**Record extracts:**

· · ·

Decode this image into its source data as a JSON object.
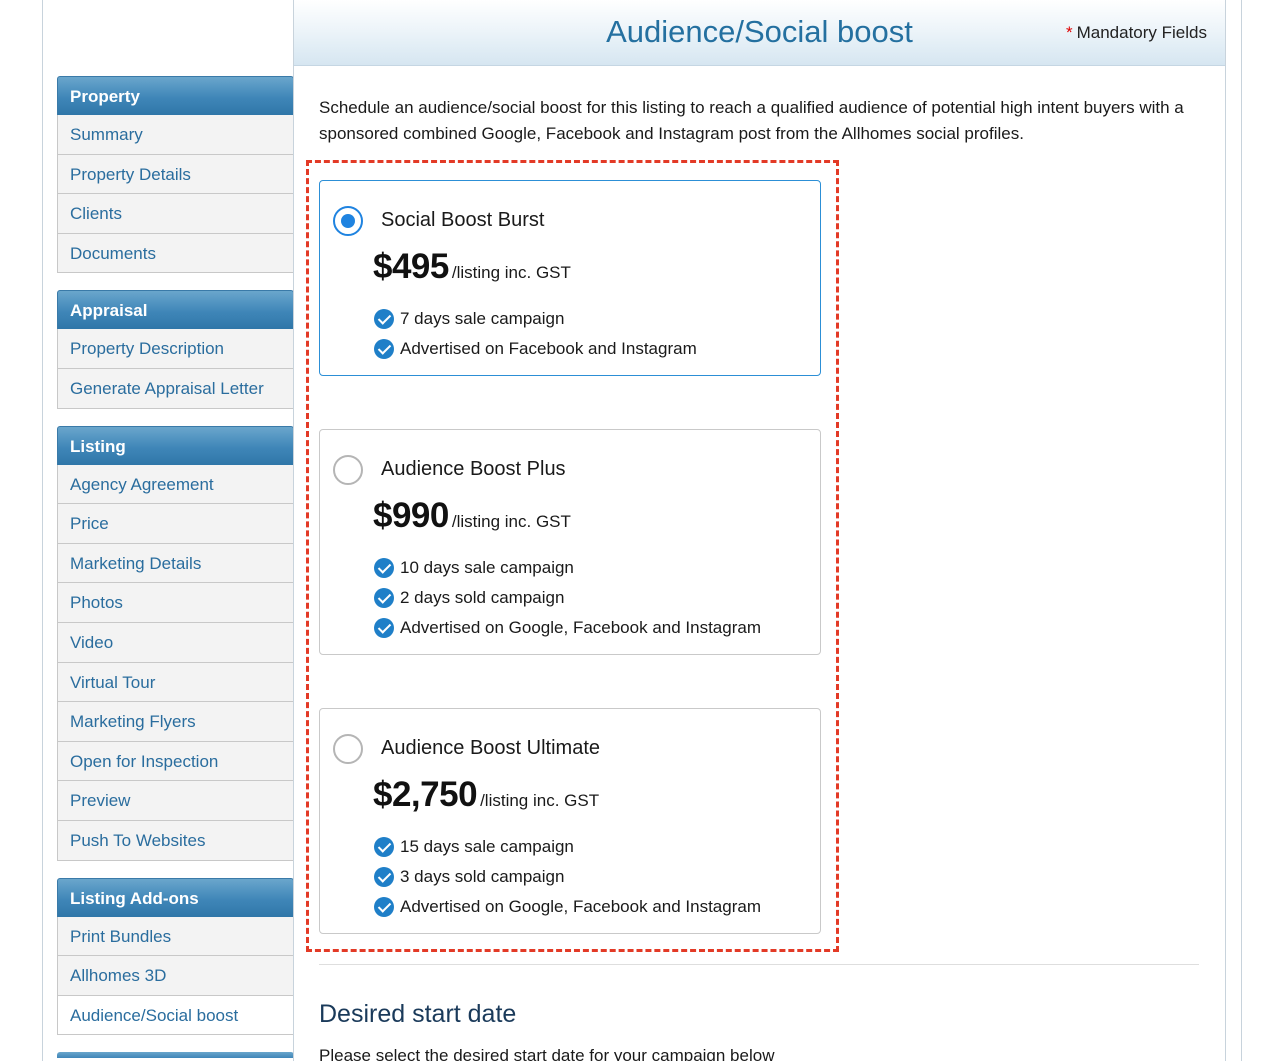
{
  "sidebar": {
    "groups": [
      {
        "title": "Property",
        "items": [
          "Summary",
          "Property Details",
          "Clients",
          "Documents"
        ]
      },
      {
        "title": "Appraisal",
        "items": [
          "Property Description",
          "Generate Appraisal Letter"
        ]
      },
      {
        "title": "Listing",
        "items": [
          "Agency Agreement",
          "Price",
          "Marketing Details",
          "Photos",
          "Video",
          "Virtual Tour",
          "Marketing Flyers",
          "Open for Inspection",
          "Preview",
          "Push To Websites"
        ]
      },
      {
        "title": "Listing Add-ons",
        "items": [
          "Print Bundles",
          "Allhomes 3D",
          "Audience/Social boost"
        ]
      }
    ],
    "active_item": "Audience/Social boost"
  },
  "header": {
    "title": "Audience/Social boost",
    "mandatory_star": "*",
    "mandatory_label": "Mandatory Fields"
  },
  "intro": "Schedule an audience/social boost for this listing to reach a qualified audience of potential high intent buyers with a sponsored combined Google, Facebook and Instagram post from the Allhomes social profiles.",
  "plans": [
    {
      "name": "Social Boost Burst",
      "price": "$495",
      "unit": "/listing inc. GST",
      "selected": true,
      "features": [
        "7 days sale campaign",
        "Advertised on Facebook and Instagram"
      ]
    },
    {
      "name": "Audience Boost Plus",
      "price": "$990",
      "unit": "/listing inc. GST",
      "selected": false,
      "features": [
        "10 days sale campaign",
        "2 days sold campaign",
        "Advertised on Google, Facebook and Instagram"
      ]
    },
    {
      "name": "Audience Boost Ultimate",
      "price": "$2,750",
      "unit": "/listing inc. GST",
      "selected": false,
      "features": [
        "15 days sale campaign",
        "3 days sold campaign",
        "Advertised on Google, Facebook and Instagram"
      ]
    }
  ],
  "start_date": {
    "title": "Desired start date",
    "subtitle": "Please select the desired start date for your campaign below"
  },
  "colors": {
    "sidebar_header": "#3f86b8",
    "link": "#2a6d9e",
    "title": "#2470a0",
    "radio_selected": "#1f83e0",
    "check": "#1f7fc8",
    "highlight_dash": "#e33a26"
  }
}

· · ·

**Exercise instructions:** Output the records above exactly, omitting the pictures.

**Reply to the exercise:**
Decode this image into its source data as a JSON object.
{
  "sidebar": {
    "groups": [
      {
        "title": "Property",
        "items": [
          "Summary",
          "Property Details",
          "Clients",
          "Documents"
        ]
      },
      {
        "title": "Appraisal",
        "items": [
          "Property Description",
          "Generate Appraisal Letter"
        ]
      },
      {
        "title": "Listing",
        "items": [
          "Agency Agreement",
          "Price",
          "Marketing Details",
          "Photos",
          "Video",
          "Virtual Tour",
          "Marketing Flyers",
          "Open for Inspection",
          "Preview",
          "Push To Websites"
        ]
      },
      {
        "title": "Listing Add-ons",
        "items": [
          "Print Bundles",
          "Allhomes 3D",
          "Audience/Social boost"
        ]
      }
    ],
    "active_item": "Audience/Social boost"
  },
  "header": {
    "title": "Audience/Social boost",
    "mandatory_star": "*",
    "mandatory_label": "Mandatory Fields"
  },
  "intro": "Schedule an audience/social boost for this listing to reach a qualified audience of potential high intent buyers with a sponsored combined Google, Facebook and Instagram post from the Allhomes social profiles.",
  "plans": [
    {
      "name": "Social Boost Burst",
      "price": "$495",
      "unit": "/listing inc. GST",
      "selected": true,
      "features": [
        "7 days sale campaign",
        "Advertised on Facebook and Instagram"
      ]
    },
    {
      "name": "Audience Boost Plus",
      "price": "$990",
      "unit": "/listing inc. GST",
      "selected": false,
      "features": [
        "10 days sale campaign",
        "2 days sold campaign",
        "Advertised on Google, Facebook and Instagram"
      ]
    },
    {
      "name": "Audience Boost Ultimate",
      "price": "$2,750",
      "unit": "/listing inc. GST",
      "selected": false,
      "features": [
        "15 days sale campaign",
        "3 days sold campaign",
        "Advertised on Google, Facebook and Instagram"
      ]
    }
  ],
  "start_date": {
    "title": "Desired start date",
    "subtitle": "Please select the desired start date for your campaign below"
  },
  "colors": {
    "sidebar_header": "#3f86b8",
    "link": "#2a6d9e",
    "title": "#2470a0",
    "radio_selected": "#1f83e0",
    "check": "#1f7fc8",
    "highlight_dash": "#e33a26"
  }
}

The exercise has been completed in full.